Lloyds pharmacist is senior member of standards watchdog
A senior pharmacist in the Lloyds chain - which was forced to pay a €12m settlement to the HSE over incorrectly claimed fees - is also a council member of the State watchdog overseeing standards in the pharmacy industry.
Joanne Kissane is the superintendent pharmacist at Lloyds, which was forced to pay €12m following a probe into the way it operated the 'My Med' payment scheme for elderly customers.
The pharmacy chain boosted its dispensing fee income by claiming multiple payments from the State for single prescriptions presented by medical card holders. A spokeswoman for Lloyds yesterday confirmed that Ms Kissane is also on the council for the Pharmaceutical Society of Ireland, which is the regulator responsible for overseeing standards and protecting the public.
The 21-member council, which is appointed by the Minister for Health, is its powerful decision-making arm.
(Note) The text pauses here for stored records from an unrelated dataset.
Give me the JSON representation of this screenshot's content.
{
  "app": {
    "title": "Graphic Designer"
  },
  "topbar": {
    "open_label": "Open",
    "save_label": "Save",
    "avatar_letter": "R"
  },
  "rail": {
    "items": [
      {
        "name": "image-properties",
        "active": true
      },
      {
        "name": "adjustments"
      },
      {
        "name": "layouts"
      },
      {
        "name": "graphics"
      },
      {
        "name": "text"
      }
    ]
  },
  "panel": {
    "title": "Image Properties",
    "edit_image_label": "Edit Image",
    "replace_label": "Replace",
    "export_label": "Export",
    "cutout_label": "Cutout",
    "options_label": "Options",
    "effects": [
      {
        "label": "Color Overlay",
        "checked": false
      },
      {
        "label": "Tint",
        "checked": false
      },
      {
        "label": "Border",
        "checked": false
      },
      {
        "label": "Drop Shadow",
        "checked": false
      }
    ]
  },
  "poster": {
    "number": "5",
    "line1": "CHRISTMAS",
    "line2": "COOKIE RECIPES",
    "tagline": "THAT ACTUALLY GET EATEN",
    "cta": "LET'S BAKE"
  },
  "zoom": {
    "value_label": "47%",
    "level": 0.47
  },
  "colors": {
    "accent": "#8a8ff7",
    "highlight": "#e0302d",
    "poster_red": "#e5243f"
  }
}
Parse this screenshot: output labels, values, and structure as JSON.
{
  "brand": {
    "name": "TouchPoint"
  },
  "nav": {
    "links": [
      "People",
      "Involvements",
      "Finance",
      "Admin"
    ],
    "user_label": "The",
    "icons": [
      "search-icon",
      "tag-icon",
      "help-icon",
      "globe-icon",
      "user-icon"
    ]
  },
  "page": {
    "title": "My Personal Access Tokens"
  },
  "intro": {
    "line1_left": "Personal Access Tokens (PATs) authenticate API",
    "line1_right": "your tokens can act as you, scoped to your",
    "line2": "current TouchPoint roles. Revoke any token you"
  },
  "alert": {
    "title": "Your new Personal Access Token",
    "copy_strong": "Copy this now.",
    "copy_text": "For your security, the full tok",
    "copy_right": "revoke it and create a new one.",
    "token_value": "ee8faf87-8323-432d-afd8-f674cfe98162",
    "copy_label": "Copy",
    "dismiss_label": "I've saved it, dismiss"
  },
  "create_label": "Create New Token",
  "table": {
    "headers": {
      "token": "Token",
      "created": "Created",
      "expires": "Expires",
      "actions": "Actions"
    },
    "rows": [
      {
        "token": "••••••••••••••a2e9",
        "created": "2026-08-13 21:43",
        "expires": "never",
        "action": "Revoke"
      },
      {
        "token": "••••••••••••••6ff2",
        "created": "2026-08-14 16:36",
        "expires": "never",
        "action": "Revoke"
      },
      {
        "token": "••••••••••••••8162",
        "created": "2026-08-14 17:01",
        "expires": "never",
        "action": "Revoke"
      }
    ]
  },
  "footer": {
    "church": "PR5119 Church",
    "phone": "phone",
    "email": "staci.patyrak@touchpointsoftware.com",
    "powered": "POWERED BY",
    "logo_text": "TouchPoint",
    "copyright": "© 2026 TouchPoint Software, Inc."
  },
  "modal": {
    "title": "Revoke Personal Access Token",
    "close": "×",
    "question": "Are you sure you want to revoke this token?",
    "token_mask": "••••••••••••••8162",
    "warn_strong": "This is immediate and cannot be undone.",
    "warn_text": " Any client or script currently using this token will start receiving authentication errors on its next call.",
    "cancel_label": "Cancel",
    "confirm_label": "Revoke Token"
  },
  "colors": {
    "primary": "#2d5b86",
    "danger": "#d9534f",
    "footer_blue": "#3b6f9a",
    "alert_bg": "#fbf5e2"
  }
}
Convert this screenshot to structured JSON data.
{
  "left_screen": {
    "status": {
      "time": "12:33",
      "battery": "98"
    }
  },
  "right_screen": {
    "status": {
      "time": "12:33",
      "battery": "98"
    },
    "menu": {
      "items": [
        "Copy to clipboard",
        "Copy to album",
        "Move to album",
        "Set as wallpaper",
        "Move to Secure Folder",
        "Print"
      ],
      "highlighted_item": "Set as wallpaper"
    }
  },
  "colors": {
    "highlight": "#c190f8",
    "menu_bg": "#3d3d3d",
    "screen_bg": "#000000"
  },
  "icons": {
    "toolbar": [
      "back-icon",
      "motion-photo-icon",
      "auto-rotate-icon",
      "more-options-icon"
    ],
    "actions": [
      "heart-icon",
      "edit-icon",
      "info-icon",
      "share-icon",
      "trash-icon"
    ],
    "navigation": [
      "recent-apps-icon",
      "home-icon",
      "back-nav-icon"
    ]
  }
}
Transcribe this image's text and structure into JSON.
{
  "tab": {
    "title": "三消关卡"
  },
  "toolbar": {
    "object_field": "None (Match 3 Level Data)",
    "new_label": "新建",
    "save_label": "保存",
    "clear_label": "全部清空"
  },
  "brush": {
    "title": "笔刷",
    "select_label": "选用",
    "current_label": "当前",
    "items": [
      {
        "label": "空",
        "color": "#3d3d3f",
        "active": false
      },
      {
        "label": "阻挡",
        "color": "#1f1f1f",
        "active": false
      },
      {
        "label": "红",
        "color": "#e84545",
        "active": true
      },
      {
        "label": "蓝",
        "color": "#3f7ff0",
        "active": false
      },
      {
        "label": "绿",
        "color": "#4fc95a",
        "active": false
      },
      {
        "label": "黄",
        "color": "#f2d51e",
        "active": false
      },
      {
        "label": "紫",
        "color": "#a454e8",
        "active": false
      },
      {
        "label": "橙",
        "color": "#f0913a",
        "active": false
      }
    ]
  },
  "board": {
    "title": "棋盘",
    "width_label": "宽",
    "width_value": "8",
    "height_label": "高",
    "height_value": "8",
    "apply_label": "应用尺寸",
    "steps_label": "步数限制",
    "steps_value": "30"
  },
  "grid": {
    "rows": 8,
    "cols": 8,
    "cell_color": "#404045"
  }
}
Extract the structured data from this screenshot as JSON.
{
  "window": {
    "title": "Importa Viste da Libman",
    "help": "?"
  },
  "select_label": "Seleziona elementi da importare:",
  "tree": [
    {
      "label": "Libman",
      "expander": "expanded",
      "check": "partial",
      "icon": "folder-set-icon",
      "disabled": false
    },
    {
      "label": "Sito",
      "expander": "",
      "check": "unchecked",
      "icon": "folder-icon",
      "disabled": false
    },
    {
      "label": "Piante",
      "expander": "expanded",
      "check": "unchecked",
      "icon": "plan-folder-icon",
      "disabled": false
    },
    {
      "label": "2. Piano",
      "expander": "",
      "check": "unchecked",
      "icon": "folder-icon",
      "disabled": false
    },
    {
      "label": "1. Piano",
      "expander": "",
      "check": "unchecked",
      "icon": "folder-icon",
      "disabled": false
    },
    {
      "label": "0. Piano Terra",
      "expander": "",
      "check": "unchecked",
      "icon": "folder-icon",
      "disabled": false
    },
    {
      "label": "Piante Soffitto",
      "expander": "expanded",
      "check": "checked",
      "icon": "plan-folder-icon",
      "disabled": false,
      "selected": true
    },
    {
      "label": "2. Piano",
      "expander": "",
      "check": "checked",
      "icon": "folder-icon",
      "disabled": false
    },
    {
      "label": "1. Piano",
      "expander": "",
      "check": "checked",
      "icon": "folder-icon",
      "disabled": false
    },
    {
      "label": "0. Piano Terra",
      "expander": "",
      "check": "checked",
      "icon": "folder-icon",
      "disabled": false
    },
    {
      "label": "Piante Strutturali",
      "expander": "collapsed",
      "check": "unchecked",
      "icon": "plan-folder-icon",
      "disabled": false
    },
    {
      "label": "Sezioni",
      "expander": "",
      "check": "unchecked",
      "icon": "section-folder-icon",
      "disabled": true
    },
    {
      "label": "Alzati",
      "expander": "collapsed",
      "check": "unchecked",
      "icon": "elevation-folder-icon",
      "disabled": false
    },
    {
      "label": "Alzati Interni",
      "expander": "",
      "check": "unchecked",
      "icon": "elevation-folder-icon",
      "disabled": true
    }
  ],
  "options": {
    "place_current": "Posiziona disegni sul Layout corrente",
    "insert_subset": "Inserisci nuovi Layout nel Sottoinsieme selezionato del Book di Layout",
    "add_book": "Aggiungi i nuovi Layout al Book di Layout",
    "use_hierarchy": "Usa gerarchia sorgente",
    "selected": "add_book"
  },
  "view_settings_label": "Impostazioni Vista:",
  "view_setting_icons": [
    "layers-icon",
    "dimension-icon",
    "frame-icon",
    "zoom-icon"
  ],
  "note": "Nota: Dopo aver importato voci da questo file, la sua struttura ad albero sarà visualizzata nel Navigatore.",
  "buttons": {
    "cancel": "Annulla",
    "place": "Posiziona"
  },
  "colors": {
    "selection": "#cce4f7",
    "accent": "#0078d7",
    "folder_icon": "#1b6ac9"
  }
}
The spokeswoman said Ms Kissane had indicated that if the regulator examined the allegations against Lloyds she would "absent herself" and avoid any conflict of interest or "inference of same".
A spokesman for the Pharmaceutical Society of Ireland told the Irish Independent that it is aware of the settlement payment of €12m and it is "considering whether any regulatory issues arise". He said the regulator has extensive powers of investigation under the Pharmacy Act 2007 and can also consider complaints made about pharmacists and pharmacies under the statutory disciplinary process, outlined in the act. "As it is a statutory complaints process we cannot comment on any matter regarding complaints."
The HSE has refused to give further details of how the settlement was made and said it is also investigating four more pharmacies for similar allegations.
Lloyds has also refused to say if anyone had been disciplined or what changes it made to schemes involving public money. Lloyds pharmacy confirmed it increased its income from dispensing fees by 66pc per patient using the My Med scheme. Under the scheme, pharmacies can dispense drugs in four compartmentalised trays, one for each seven-day period.
The pharmacy is paid a fee of around €5 by the HSE and another €3.27 for each weekly tray for the rest of the month's supply. A medical card patient on five medication scripts would generate dispensing fees of €74.05 per month for the pharmacist in this scheme, compared with €25 if the medications were given as part of a normal month's supply .
The HSE claimed Lloyds breached its contract by giving patients four trays in one visit instead of on a phased basis over a month. An internal newsletter found Lloyds had set targets for its stores and highlighted how staff visited local day-care centres to sign up patients.